Exercise data START

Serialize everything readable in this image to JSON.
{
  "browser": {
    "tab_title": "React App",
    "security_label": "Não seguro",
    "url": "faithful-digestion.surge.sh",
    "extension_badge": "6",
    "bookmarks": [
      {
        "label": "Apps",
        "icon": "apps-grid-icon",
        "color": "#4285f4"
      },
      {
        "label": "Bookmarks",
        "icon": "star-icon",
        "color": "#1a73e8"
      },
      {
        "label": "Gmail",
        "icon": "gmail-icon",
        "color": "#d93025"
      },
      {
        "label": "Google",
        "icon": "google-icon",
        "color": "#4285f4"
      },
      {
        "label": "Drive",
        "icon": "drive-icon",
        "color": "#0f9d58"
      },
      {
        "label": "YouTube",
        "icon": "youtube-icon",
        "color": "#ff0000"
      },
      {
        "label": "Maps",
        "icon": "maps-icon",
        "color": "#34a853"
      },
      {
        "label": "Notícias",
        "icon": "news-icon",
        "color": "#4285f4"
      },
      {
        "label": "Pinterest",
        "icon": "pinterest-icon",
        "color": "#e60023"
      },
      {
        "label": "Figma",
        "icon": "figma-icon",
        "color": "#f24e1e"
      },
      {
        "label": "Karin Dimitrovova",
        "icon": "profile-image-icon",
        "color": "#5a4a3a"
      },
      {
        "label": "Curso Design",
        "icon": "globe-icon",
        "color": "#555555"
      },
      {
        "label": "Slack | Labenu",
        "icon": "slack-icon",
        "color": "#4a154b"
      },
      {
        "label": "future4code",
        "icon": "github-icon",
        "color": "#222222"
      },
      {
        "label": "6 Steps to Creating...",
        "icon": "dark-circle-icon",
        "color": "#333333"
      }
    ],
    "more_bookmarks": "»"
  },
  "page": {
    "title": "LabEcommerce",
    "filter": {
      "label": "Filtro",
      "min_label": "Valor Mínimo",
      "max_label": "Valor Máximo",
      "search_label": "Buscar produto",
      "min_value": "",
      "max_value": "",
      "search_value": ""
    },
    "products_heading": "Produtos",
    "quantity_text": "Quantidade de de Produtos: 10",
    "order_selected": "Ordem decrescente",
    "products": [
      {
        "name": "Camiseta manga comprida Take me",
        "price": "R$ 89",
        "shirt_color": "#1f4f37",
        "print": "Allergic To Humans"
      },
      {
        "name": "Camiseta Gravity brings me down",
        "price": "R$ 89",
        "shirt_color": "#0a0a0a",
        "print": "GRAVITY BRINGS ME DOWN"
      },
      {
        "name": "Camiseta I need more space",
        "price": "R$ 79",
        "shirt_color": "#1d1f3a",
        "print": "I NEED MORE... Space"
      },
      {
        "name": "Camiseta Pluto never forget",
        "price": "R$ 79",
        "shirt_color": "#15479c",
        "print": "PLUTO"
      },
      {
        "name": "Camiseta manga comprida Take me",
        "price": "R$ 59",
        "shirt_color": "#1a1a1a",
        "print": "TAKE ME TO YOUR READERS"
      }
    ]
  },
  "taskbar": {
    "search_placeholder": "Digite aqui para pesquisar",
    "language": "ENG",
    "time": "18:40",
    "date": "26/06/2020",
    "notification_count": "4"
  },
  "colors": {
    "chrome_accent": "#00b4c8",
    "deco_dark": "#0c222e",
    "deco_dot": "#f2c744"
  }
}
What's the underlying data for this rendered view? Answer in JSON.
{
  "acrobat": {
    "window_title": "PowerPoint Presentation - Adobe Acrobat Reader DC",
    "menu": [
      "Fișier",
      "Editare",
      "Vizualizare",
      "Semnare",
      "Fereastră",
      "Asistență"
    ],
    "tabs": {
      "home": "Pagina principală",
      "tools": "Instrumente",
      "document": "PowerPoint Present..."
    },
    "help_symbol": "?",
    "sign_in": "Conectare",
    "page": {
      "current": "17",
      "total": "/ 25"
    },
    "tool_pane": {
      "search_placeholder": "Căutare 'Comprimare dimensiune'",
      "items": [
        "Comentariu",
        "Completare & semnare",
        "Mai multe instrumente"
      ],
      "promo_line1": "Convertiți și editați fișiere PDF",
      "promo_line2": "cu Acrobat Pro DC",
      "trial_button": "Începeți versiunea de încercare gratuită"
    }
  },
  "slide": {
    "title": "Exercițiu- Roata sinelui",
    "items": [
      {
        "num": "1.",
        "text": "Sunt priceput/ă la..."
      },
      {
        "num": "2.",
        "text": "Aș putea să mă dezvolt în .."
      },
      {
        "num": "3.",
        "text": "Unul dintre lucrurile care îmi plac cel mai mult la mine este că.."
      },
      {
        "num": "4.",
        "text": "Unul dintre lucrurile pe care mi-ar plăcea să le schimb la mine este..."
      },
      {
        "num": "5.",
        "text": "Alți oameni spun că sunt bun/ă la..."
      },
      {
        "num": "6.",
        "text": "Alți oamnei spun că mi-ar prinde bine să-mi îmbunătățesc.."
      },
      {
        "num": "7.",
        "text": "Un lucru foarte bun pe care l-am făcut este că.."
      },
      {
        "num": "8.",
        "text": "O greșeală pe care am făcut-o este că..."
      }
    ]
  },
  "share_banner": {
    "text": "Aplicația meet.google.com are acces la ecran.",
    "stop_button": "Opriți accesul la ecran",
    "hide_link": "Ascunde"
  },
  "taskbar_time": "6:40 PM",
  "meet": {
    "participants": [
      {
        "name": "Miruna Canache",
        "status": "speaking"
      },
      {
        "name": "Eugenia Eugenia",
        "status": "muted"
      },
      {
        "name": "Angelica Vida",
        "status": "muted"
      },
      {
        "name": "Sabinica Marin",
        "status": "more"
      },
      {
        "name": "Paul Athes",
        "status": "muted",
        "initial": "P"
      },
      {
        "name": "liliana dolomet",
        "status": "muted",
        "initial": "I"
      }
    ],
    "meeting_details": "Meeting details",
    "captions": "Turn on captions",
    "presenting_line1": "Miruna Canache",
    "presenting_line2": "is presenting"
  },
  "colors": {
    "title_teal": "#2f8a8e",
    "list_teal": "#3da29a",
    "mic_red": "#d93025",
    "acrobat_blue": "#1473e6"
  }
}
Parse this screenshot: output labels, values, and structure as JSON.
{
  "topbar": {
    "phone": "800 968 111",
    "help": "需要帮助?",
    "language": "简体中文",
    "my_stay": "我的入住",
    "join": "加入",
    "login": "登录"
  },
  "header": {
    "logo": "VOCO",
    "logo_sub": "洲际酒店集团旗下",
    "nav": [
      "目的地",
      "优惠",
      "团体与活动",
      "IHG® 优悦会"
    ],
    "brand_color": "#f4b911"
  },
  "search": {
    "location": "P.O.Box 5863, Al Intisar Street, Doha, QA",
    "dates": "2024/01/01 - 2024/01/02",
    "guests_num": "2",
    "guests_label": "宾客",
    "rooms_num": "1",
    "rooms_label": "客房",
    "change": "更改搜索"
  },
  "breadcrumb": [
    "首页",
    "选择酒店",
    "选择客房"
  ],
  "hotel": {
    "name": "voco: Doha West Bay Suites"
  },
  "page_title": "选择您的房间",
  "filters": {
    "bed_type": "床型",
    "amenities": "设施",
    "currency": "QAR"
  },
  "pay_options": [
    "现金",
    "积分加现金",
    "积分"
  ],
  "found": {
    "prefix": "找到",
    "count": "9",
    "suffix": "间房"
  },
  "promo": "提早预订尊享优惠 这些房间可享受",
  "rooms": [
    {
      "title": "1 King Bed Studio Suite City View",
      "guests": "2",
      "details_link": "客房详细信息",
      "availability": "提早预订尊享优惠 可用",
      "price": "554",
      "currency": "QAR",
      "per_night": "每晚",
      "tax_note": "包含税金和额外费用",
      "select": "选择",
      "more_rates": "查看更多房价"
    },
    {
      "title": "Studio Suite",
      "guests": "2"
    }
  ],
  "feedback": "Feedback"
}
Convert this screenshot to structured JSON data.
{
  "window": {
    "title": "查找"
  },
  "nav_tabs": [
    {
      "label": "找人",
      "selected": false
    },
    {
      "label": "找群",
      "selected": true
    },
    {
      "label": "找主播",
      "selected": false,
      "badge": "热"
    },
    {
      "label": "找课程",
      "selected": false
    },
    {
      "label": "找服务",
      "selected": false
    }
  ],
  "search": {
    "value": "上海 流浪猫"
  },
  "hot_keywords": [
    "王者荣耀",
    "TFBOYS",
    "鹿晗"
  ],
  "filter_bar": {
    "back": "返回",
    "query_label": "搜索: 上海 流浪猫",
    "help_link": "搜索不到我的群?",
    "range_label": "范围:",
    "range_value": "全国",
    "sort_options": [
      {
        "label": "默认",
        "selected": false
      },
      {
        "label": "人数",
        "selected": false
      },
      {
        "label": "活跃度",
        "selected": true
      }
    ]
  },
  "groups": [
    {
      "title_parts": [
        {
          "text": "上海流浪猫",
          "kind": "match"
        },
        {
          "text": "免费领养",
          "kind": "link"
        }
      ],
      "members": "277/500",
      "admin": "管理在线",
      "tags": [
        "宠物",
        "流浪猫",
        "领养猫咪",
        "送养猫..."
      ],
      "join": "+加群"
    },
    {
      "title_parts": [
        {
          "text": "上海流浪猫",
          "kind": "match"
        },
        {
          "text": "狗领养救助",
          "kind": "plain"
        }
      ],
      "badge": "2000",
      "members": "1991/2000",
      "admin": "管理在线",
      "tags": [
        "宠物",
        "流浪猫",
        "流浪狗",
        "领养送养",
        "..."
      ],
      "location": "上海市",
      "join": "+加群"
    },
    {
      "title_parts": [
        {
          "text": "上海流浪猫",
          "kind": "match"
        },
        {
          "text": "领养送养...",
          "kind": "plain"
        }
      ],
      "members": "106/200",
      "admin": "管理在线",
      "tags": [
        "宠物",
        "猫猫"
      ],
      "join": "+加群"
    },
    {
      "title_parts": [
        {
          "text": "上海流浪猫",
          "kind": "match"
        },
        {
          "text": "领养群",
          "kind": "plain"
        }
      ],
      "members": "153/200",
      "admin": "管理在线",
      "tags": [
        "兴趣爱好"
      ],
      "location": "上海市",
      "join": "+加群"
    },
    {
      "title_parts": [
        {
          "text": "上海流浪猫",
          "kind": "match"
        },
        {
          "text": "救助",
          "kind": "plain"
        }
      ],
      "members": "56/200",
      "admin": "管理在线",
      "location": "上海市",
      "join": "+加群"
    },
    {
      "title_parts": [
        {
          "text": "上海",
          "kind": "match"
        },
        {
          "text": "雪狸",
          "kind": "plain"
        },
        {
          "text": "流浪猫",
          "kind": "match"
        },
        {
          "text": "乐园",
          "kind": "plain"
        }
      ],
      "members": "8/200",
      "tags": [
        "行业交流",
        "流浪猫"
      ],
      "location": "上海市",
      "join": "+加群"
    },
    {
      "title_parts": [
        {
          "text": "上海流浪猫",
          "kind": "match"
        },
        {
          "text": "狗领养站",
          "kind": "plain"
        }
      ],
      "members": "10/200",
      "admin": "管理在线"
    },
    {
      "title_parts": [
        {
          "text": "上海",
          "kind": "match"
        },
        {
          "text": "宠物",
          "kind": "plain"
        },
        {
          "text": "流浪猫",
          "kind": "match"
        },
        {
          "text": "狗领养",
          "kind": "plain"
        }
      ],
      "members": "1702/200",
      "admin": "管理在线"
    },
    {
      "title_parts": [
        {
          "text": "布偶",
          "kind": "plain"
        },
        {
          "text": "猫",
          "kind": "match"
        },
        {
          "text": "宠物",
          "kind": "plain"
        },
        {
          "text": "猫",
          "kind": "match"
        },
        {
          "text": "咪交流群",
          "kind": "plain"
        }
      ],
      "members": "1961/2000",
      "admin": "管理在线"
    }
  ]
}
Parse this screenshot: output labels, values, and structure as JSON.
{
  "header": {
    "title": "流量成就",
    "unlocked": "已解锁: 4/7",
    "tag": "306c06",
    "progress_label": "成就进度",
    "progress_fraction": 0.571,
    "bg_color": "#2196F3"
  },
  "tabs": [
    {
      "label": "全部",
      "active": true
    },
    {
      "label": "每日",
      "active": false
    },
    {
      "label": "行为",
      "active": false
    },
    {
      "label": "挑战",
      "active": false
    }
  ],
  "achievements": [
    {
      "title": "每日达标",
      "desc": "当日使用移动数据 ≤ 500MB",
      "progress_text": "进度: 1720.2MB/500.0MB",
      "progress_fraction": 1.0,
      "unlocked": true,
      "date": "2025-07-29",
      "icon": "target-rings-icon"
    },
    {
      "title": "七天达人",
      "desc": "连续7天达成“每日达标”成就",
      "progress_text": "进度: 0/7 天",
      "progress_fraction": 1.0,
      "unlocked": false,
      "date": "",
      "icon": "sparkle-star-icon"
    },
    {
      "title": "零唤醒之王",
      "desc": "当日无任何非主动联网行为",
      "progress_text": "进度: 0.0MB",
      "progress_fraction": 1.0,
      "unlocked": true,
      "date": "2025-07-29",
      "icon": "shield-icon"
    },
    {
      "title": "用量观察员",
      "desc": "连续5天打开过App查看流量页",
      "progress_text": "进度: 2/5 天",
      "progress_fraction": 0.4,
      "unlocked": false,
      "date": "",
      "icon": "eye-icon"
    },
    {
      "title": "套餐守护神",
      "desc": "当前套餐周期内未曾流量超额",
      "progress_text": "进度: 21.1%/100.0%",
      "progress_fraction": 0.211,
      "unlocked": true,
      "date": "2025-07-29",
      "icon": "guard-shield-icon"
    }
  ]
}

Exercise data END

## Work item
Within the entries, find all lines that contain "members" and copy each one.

## Output
      "members": "277/500",
      "members": "1991/2000",
      "members": "106/200",
      "members": "153/200",
      "members": "56/200",
      "members": "8/200",
      "members": "10/200",
      "members": "1702/200",
      "members": "1961/2000",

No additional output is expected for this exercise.